[Interface dataset entries]

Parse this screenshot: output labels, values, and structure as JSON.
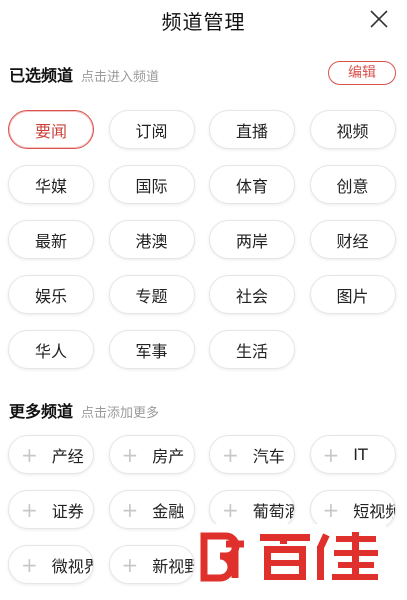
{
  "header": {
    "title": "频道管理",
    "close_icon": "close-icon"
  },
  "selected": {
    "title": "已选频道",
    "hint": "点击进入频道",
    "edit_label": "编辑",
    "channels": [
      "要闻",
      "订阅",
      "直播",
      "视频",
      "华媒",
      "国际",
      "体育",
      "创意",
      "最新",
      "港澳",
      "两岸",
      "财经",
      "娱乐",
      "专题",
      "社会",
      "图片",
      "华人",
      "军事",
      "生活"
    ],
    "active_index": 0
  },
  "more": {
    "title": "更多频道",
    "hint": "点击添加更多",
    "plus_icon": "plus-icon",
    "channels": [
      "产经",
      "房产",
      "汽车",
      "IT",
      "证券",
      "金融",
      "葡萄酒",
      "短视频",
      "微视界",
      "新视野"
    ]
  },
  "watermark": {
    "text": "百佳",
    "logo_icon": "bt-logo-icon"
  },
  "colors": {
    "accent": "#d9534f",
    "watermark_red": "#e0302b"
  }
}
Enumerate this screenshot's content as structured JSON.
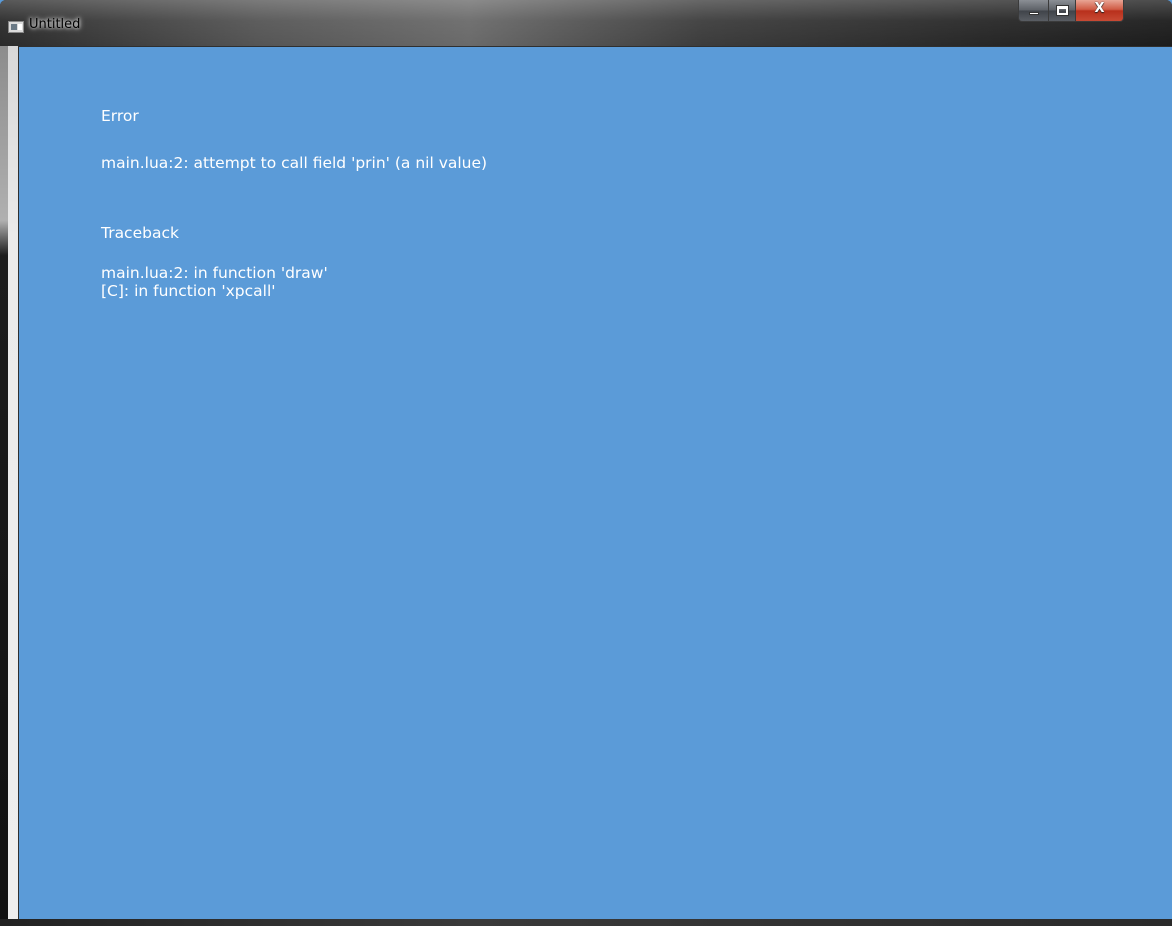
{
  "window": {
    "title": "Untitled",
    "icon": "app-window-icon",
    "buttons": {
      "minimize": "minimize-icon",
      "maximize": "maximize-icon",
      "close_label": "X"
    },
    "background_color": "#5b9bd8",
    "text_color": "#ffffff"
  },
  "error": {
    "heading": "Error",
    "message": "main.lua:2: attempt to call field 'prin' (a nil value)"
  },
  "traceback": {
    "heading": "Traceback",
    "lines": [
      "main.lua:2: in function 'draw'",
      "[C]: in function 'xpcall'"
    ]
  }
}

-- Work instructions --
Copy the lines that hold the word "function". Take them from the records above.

-- Answer area --
      "main.lua:2: in function 'draw'",
      "[C]: in function 'xpcall'"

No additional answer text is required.